**What is being asked:**
Find each line below where the word "Stroke" occurs, and copy it.

BEGIN Data extract

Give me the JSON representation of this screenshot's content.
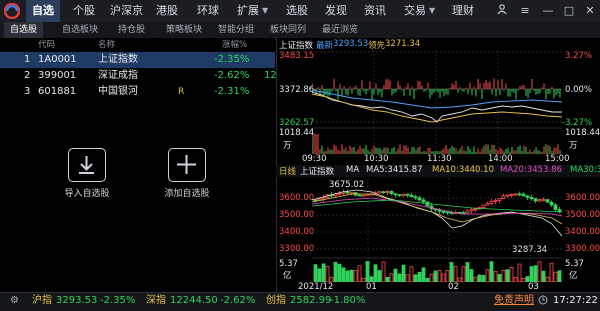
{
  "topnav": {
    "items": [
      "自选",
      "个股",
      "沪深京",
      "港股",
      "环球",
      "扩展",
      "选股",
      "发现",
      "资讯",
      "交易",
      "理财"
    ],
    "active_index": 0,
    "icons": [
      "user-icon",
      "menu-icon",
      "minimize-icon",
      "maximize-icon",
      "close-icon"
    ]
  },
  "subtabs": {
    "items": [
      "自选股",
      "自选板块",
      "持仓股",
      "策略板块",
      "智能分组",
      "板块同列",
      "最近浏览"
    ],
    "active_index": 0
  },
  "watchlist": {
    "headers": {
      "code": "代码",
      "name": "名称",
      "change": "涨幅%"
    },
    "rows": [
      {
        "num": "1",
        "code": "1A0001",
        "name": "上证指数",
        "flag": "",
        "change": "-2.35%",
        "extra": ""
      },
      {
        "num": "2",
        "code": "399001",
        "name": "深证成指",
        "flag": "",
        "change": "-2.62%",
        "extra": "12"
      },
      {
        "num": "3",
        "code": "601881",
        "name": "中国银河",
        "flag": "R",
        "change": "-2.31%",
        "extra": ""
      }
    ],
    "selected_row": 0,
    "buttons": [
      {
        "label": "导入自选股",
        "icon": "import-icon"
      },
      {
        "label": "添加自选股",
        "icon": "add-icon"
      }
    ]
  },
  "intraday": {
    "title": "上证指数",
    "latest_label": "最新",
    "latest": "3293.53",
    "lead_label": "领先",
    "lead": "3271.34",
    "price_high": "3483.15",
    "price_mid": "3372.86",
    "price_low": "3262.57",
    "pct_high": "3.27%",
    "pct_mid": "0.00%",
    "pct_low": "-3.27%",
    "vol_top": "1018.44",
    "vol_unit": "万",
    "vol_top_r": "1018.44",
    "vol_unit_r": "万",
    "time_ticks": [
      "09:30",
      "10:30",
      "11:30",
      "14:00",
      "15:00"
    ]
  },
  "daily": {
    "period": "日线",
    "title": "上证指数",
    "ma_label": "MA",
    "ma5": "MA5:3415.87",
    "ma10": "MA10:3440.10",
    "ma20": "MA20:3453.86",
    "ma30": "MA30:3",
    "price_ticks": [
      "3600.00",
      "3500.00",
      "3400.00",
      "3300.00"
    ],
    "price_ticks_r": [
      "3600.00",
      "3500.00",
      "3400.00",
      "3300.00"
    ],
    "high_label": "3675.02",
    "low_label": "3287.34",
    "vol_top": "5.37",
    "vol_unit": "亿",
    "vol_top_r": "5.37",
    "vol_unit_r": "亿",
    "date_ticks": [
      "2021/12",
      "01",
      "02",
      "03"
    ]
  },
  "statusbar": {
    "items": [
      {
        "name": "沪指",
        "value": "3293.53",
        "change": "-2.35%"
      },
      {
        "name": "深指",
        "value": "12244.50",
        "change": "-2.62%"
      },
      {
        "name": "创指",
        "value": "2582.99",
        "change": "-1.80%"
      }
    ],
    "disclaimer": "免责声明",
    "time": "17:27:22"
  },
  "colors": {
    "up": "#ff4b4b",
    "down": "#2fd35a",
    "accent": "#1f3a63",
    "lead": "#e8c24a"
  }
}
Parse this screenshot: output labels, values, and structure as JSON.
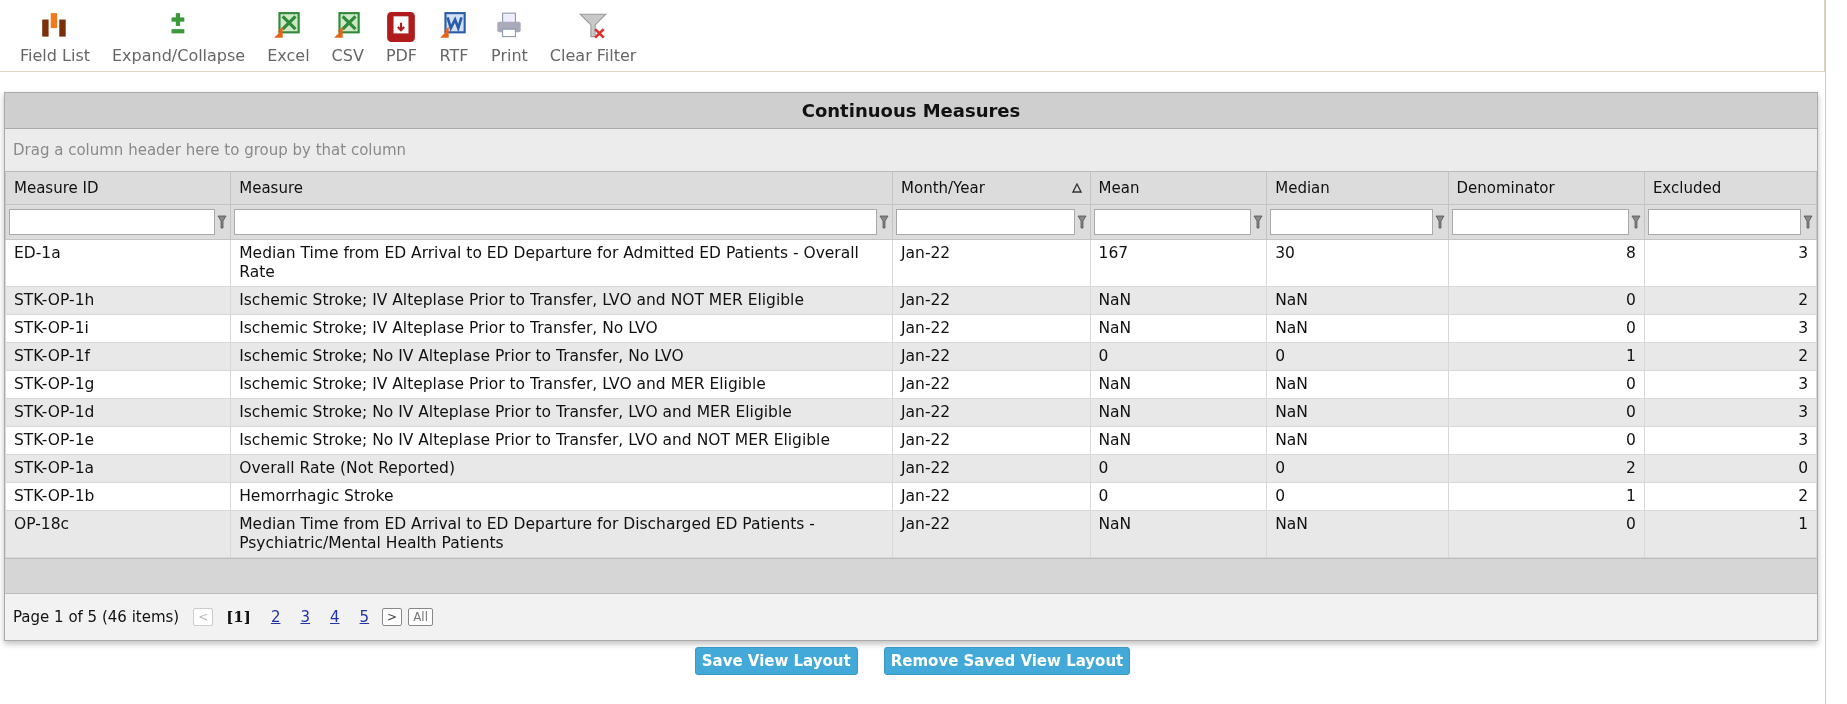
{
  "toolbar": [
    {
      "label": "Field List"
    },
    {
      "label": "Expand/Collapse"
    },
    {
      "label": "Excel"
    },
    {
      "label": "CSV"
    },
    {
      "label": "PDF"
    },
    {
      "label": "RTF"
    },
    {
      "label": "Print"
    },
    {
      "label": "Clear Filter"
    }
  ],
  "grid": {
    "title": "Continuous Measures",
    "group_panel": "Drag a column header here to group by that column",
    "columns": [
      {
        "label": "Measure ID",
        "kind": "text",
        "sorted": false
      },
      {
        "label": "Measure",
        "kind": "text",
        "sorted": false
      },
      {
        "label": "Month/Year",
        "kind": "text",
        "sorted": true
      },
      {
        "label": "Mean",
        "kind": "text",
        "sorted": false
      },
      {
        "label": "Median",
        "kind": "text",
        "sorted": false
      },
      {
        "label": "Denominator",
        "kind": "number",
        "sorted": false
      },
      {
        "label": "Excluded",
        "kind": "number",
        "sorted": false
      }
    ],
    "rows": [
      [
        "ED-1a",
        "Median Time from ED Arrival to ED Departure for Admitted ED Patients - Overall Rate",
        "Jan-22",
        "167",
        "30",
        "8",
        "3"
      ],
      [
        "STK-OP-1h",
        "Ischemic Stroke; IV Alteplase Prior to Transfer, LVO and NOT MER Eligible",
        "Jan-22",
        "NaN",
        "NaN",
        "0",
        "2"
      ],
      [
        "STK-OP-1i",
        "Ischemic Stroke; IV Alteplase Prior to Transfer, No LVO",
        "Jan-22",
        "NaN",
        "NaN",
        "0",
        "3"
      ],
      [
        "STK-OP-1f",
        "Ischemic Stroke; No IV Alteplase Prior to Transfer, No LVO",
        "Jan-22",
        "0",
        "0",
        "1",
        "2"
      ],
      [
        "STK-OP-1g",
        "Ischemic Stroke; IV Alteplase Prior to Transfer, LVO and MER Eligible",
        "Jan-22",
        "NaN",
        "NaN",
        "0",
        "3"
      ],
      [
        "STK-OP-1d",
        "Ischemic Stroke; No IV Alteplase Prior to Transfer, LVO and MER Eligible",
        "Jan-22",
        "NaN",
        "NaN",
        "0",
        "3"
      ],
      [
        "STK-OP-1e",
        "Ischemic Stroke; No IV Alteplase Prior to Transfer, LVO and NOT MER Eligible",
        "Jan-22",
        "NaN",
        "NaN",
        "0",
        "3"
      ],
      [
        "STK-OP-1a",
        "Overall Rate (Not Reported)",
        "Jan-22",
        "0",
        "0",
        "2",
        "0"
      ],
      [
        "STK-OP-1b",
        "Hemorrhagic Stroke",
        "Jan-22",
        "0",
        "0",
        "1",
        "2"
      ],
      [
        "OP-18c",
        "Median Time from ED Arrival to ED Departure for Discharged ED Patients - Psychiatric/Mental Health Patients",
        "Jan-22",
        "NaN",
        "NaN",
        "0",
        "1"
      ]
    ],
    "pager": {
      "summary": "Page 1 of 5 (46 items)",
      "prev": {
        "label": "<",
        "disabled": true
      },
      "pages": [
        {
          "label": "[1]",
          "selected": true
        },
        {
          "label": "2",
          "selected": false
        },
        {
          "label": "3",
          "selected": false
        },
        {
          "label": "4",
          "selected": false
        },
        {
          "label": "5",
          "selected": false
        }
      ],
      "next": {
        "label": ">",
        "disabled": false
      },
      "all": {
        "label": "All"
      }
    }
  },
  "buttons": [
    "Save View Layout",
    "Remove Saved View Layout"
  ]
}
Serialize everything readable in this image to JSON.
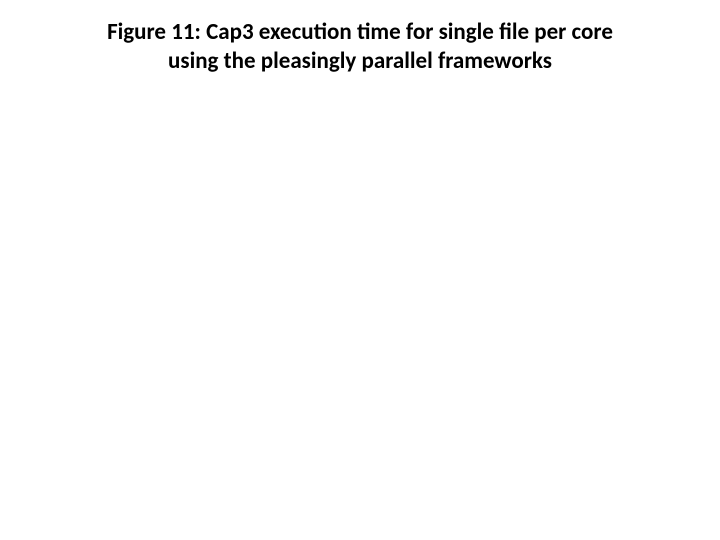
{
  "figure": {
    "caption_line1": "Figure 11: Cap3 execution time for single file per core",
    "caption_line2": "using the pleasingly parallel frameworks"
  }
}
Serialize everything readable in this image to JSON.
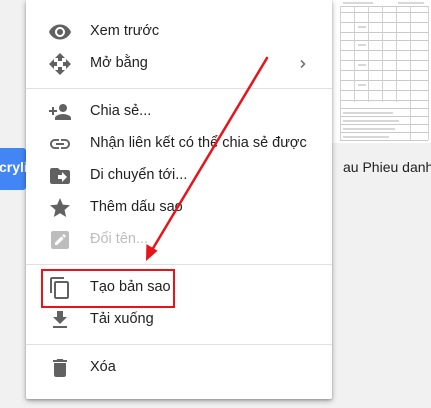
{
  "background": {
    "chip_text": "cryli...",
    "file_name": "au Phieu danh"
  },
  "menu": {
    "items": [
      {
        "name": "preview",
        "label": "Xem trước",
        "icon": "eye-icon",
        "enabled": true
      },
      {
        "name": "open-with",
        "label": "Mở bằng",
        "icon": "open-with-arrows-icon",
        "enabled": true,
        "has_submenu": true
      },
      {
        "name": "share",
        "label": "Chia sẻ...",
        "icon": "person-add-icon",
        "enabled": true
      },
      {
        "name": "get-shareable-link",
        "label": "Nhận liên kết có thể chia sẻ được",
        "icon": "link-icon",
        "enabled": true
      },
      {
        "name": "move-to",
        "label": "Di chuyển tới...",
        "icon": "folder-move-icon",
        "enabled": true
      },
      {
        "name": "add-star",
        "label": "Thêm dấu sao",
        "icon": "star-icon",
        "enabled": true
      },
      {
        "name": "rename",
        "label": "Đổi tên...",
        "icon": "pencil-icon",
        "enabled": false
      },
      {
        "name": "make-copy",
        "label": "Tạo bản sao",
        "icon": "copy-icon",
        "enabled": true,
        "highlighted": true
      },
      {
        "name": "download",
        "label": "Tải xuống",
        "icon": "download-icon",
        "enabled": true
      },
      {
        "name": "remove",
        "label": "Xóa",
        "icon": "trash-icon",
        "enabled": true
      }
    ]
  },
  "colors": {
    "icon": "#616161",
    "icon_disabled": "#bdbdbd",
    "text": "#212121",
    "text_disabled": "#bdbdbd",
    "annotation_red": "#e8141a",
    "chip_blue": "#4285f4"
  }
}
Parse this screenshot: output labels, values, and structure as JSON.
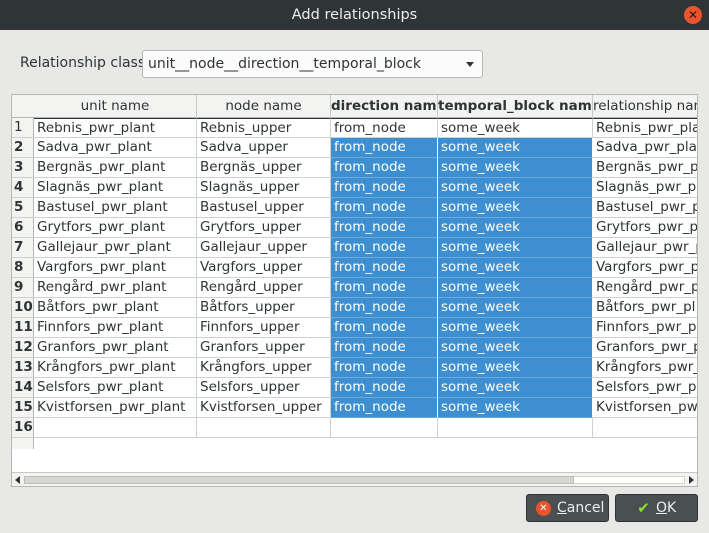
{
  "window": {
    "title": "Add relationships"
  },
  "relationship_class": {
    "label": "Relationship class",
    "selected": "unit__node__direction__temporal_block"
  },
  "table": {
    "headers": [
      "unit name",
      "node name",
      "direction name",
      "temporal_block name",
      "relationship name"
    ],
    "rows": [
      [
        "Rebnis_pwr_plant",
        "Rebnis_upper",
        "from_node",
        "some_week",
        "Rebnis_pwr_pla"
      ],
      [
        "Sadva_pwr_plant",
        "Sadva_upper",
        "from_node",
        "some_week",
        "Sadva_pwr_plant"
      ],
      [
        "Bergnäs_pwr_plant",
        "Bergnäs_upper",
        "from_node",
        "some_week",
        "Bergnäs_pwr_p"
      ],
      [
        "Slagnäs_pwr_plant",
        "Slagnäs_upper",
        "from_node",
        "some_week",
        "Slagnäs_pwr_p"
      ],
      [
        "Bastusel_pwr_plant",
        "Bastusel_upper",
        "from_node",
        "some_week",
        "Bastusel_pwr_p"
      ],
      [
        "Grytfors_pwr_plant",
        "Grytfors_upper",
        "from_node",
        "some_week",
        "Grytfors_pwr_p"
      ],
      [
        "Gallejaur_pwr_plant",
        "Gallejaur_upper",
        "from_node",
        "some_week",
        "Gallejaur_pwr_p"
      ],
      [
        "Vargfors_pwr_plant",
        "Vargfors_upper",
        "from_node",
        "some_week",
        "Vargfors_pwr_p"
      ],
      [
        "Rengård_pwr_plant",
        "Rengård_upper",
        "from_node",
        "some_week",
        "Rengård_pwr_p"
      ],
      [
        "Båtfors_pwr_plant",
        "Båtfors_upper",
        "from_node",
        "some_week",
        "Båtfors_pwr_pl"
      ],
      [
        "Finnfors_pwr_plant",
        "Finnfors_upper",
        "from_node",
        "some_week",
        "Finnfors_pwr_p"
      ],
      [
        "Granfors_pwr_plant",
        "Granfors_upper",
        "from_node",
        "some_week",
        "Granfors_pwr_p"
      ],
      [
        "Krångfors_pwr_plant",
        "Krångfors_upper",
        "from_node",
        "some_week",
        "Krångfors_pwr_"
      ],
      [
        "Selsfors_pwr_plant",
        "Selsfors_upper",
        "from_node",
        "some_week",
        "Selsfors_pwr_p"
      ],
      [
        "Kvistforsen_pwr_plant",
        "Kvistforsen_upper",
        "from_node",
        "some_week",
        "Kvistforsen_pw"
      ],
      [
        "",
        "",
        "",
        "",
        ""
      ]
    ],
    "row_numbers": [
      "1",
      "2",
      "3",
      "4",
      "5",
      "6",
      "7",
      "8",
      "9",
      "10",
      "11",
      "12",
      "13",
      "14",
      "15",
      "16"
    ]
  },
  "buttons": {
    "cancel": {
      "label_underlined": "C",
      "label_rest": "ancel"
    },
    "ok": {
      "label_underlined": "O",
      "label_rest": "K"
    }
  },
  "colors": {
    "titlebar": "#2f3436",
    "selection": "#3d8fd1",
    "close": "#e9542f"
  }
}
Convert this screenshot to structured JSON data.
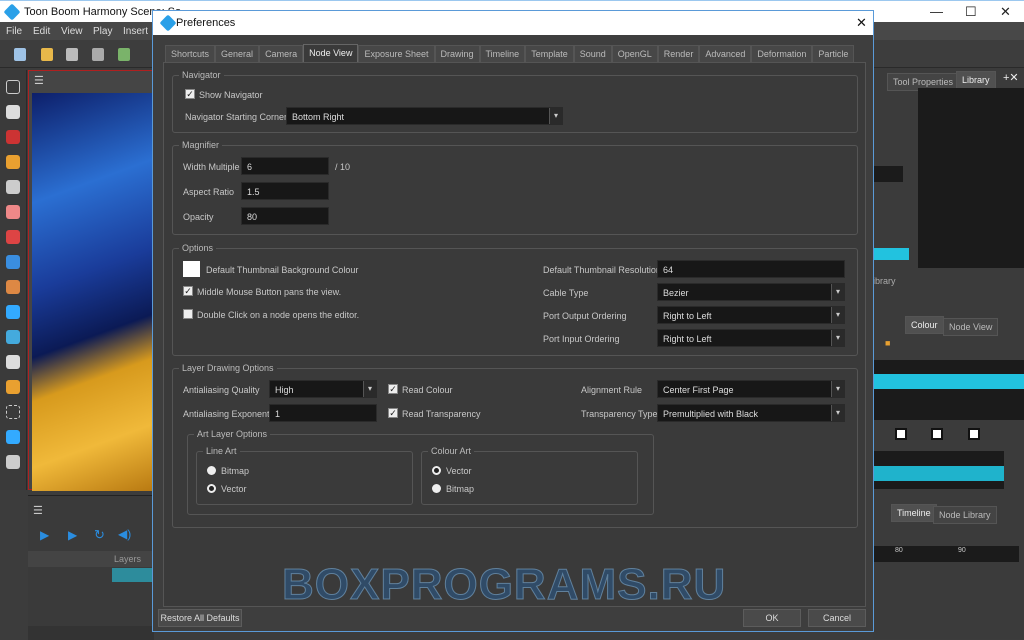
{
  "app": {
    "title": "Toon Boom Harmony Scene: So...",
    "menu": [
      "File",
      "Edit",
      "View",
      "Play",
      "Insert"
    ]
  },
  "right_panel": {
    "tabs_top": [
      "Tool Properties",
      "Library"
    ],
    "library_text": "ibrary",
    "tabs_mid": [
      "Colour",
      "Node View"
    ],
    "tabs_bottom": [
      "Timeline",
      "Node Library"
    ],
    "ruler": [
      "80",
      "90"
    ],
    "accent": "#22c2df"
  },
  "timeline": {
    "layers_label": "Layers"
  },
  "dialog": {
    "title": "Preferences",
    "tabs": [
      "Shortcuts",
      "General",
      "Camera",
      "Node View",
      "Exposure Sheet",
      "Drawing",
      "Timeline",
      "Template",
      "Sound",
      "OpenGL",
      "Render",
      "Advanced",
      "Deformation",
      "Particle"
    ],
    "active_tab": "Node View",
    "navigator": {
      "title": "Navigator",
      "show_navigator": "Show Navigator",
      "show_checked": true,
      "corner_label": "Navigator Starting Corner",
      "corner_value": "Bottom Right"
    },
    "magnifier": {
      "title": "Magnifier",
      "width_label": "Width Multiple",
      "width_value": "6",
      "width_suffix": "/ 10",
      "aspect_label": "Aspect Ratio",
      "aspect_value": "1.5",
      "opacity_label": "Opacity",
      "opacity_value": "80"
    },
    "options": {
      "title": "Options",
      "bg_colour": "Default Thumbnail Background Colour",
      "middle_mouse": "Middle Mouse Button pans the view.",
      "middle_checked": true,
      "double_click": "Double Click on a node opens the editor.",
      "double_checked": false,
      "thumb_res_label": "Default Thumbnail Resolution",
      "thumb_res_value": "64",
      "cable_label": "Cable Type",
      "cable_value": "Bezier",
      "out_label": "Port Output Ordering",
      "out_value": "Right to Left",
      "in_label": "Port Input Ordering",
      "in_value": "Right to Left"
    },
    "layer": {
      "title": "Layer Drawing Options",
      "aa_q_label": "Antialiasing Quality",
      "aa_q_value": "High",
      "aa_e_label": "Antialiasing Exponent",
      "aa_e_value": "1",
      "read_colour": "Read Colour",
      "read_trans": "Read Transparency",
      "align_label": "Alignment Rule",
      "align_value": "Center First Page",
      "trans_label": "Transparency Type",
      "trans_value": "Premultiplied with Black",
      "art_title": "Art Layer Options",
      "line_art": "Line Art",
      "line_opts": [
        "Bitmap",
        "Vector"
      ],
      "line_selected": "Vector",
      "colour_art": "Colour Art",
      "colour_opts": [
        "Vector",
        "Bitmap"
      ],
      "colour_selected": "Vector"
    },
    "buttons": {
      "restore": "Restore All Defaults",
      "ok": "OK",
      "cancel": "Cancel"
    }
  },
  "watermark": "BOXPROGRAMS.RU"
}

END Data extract

**Task solution:**
        "Ischemic Stroke; IV Alteplase Prior to Transfer, LVO and NOT MER Eligible",
        "Ischemic Stroke; IV Alteplase Prior to Transfer, No LVO",
        "Ischemic Stroke; No IV Alteplase Prior to Transfer, No LVO",
        "Ischemic Stroke; IV Alteplase Prior to Transfer, LVO and MER Eligible",
        "Ischemic Stroke; No IV Alteplase Prior to Transfer, LVO and MER Eligible",
        "Ischemic Stroke; No IV Alteplase Prior to Transfer, LVO and NOT MER Eligible",
        "Hemorrhagic Stroke",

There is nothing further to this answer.